I read a lot of books – essay and poetry collections, history books, literary fiction, memoirs – and I love them all. But when I want to disappear into a book, to really escape, I read young adult fantasy series.   I was set on this path when my mom gave me The Lion, The Witch, and the Wardrobe when I was about 6.  I’ve been using fantasy books as my way into the Narnia of magic and power ever since.  91nbKjNHXVL._SL1500_

So here, in no particular order, are my twelve (I couldn’t stop at ten today) favorite young adult fantasy series.

1. The Pellinor Series by Allison Croggon – I fond this series at my local library when I was in the darkest grief over Mom’s death. The strong female protagonist, the journey to overcome, the rich land of Croggn’s world – they all helped me heal a bit. (If you’re on Goodreads, there’s a fun Pellinor discussion group there.)

2. The Dark Is Rising Sequence by Susan Cooper – My mom read these books first, and then she passed them on to me. The protagonist is young Will Stanton, who discovers he has a journey and a duty as the last of the Old Ones who guard the earth from the dark. The whole series is amazing.

3. The Hunger Games Trilogy by Suzanne Collins – I got totally caught up in the hype for these books, but in my opinion, it’s hype well-deserved. There’s complex characterization for Katniss, and then, Peeta. . . sigh. Not the best writing ever, but engrossing and original.

4. The Abhorsen Trilogy by Garth Nix – Magic, forces of dark and light, a young woman growing into herself, and a medieval-ish setting – all things that hooked me in. Plus, Nix’s choice to bring good out of something we typically see as so bad – death – is powerful and healing.

5. The Hobbit and The Lord of the Rings – by J. R. R. Tolkien – If you’ve seen the movies but haven’t read the books, it’s time. The books are nuanced and complex. The characters so very human – even if they aren’t actually humans. I love Frodo Baggins because of his fear and the way he overcomes it. Of the four, The Hobbit is my favorite, but the whole series is profound.  It has shaped my theology and my faith deeply.

6.His Dark Materials
by Philip Pullman – You may have seen the film version of The Golden Compass, but don’t let that film deter you from the books. They are masterful, and I rooted for Lyra like I have never rooted for a character before. In the final book, I sobbed. You’ll see why. Pullman is critical of organized religion, and I appreciated his criticism because it is wise and helpful. Nothing to fear here except losing hours of your day to great reading.

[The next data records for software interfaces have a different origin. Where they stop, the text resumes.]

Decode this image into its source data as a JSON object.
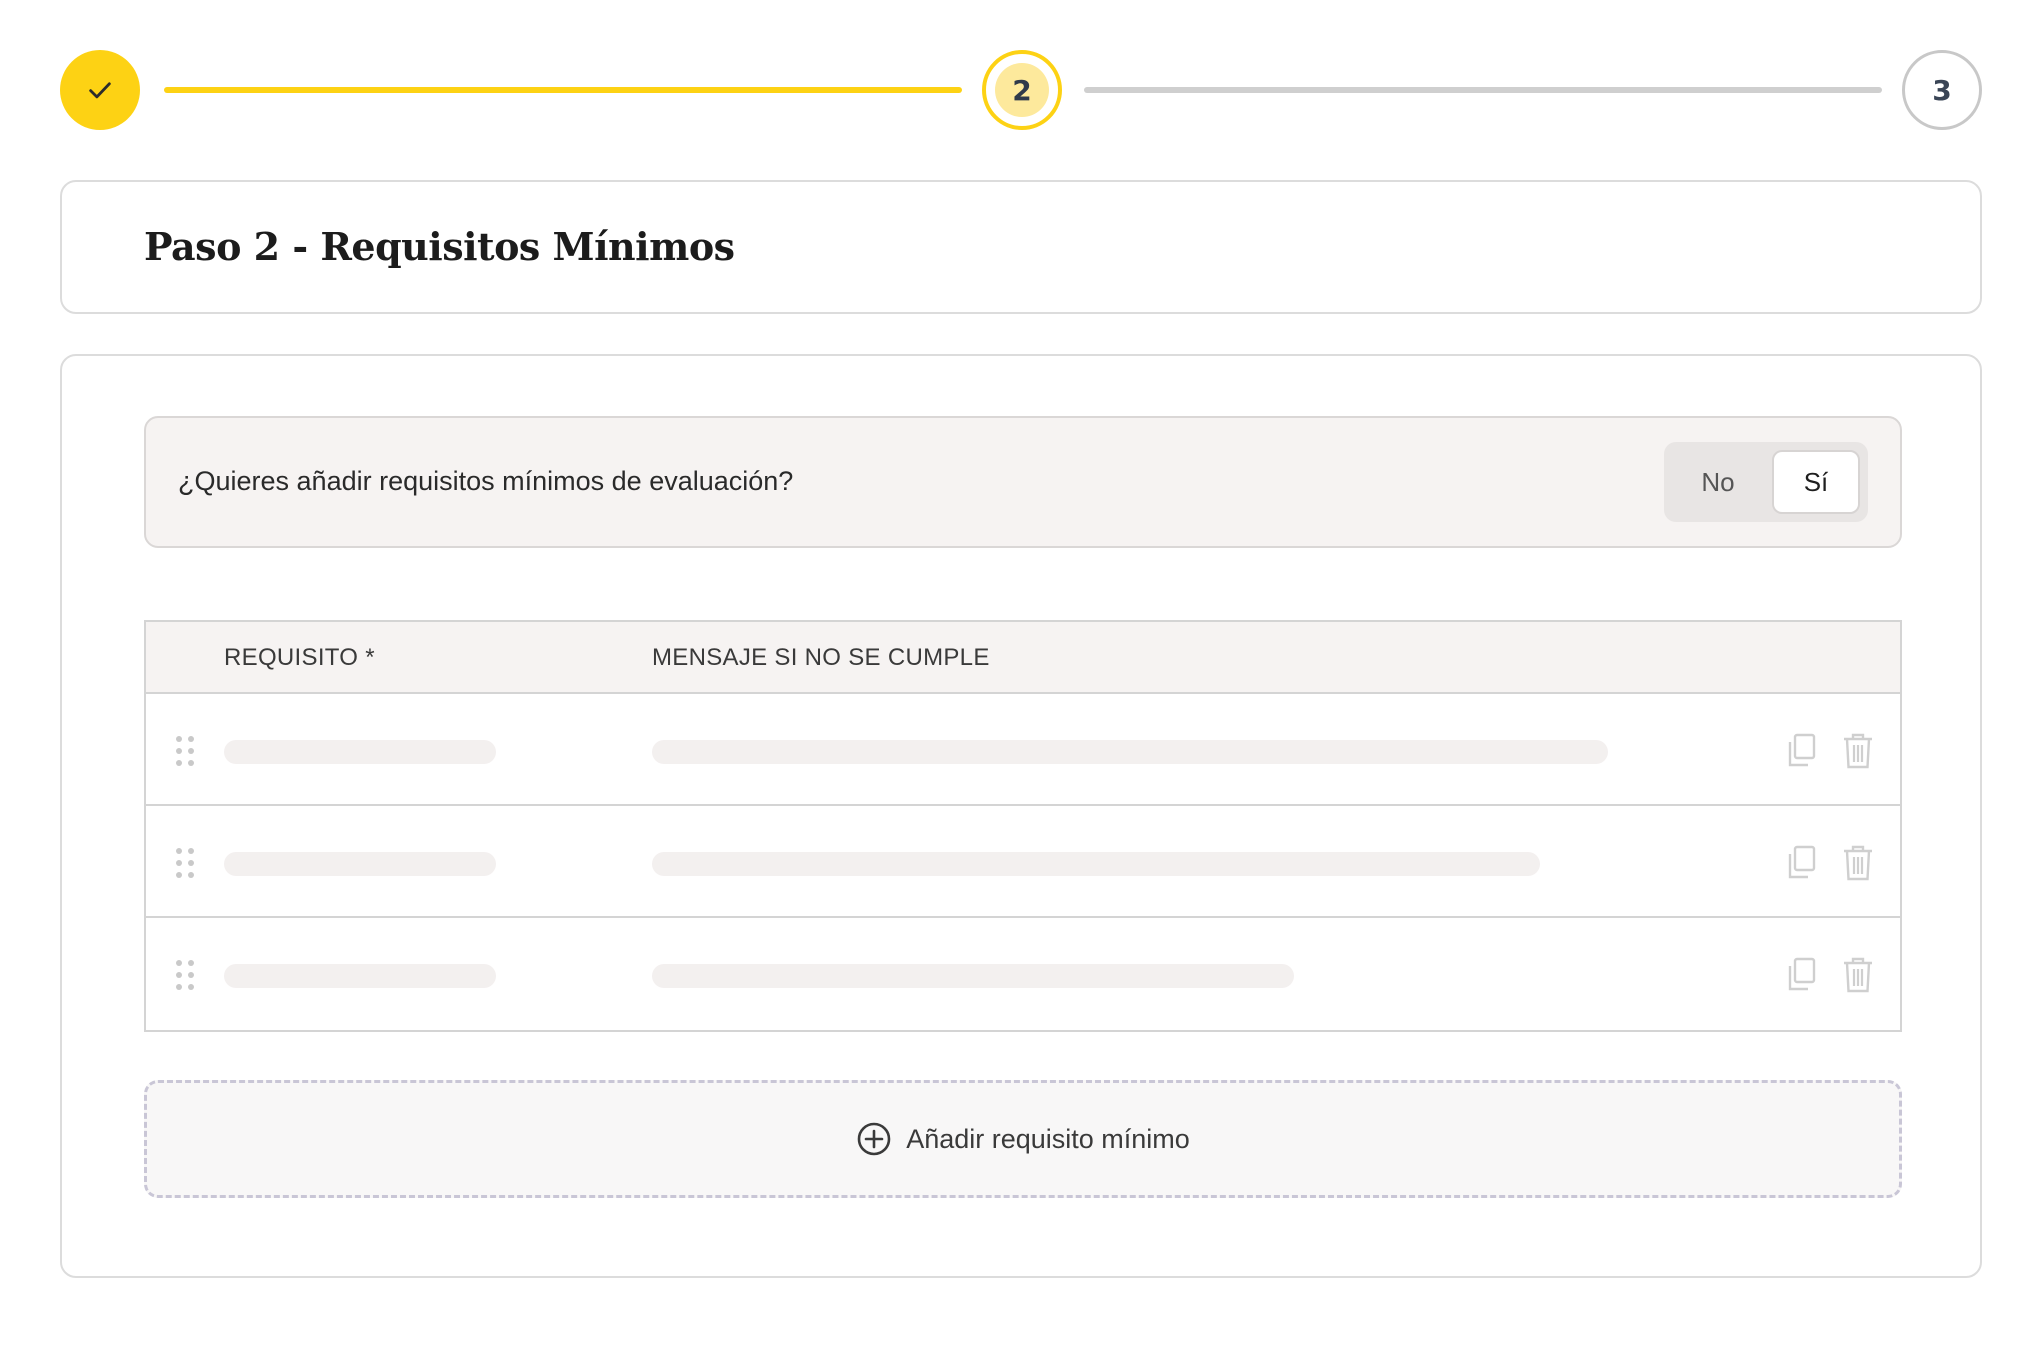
{
  "stepper": {
    "step1": {
      "state": "completed",
      "icon": "check-icon"
    },
    "step2": {
      "label": "2",
      "state": "current"
    },
    "step3": {
      "label": "3",
      "state": "pending"
    }
  },
  "title": "Paso 2 - Requisitos Mínimos",
  "question": {
    "text": "¿Quieres añadir requisitos mínimos de evaluación?",
    "options": [
      "No",
      "Sí"
    ],
    "selected": "Sí"
  },
  "table": {
    "headers": {
      "requirement": "REQUISITO *",
      "message": "MENSAJE SI NO SE CUMPLE"
    },
    "rows": [
      {
        "state": "loading"
      },
      {
        "state": "loading"
      },
      {
        "state": "loading"
      }
    ]
  },
  "add_button": {
    "label": "Añadir requisito mínimo",
    "icon": "plus-circle-icon"
  },
  "colors": {
    "accent": "#fdd214",
    "accent_light": "#fde99c",
    "pending": "#cfcfcf",
    "surface": "#f6f3f2",
    "border": "#d4d4d4"
  }
}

7. The Complete Harry Potter Collection by J.K. Rowling – When these books first came out, I was working in the children’s section of a bookstore. I cursed Harry Potter most days because of the amount of “junk” that went with the books, including the packets of beans that I’d find empty behind the picture books. But hype aside, these books are lovely – fun, engrossing, and Hermione – oh Hermione. If you haven’t read them, try them. I think you’ll like it.

8. Heroes of Olympus by Rick Riordan – I must confess that I have not read the Percy Jackson series. I should, I know, but now that I’ve read this one (which is the sequel to that series), I feel like I’m coming in too late. But in this series, I’m enthralled by how Riordan works in both Greek and Roman mythology and crafts a captivating through-plot while also making each book feel complete. Such fun.

9. Beautiful Creatures by Kami Garcia and Margaret Stohl – The thing I love most about these books – and I’ve just started the second one – is the point of view. Unlike most other YA fantasy, the narrator in this book is not magical; he’s human, and it’s his girlfriend who has the powers. This POV lets us get closer to the story as ourselves. We imagine what it might be like to BE Ethan rather than Lena, and that’s fresh. So far, so good.

10. The Chronicles of Narnia by C.S. Lewis – Start with The Lion, the Witch, and the Wardrobe when you begin. While the newer versions have The Magician’s Nephew first in the series, Lewis wanted LWW to be first, and it works better. You get a full sense of Narnia and the characters before you flash back in MN to get the backstory. These are my FAVORITE books of all time.  Just read them.

11. The Twilight Saga by Stephanie Meyer – Some of you are rolling your eyes already. Yes, Bella can be annoying. Yes, the writing isn’t profound. But boy oh boy, did these books grip me? I stayed up all night reading the first one and bought the next three the next day. If you’ve ever felt lonely or outcast, these books grip you, especially if you’ve felt like the only unloved one. So yeah, they’re fun.

12. The Wrinkle in Time Quintet by Madeline L’Engle – Next to The Chronicles of Narnia, these books are my favorites. I love the wisdom that L’Engle sprinkles in, especially through Mrs. Whatsit, and time travel and physics and all the great ways science allies with fantasy.  Great for younger kids, too.  I still miss Meg and Charles Wallace.

Those are my favorites. What would you add?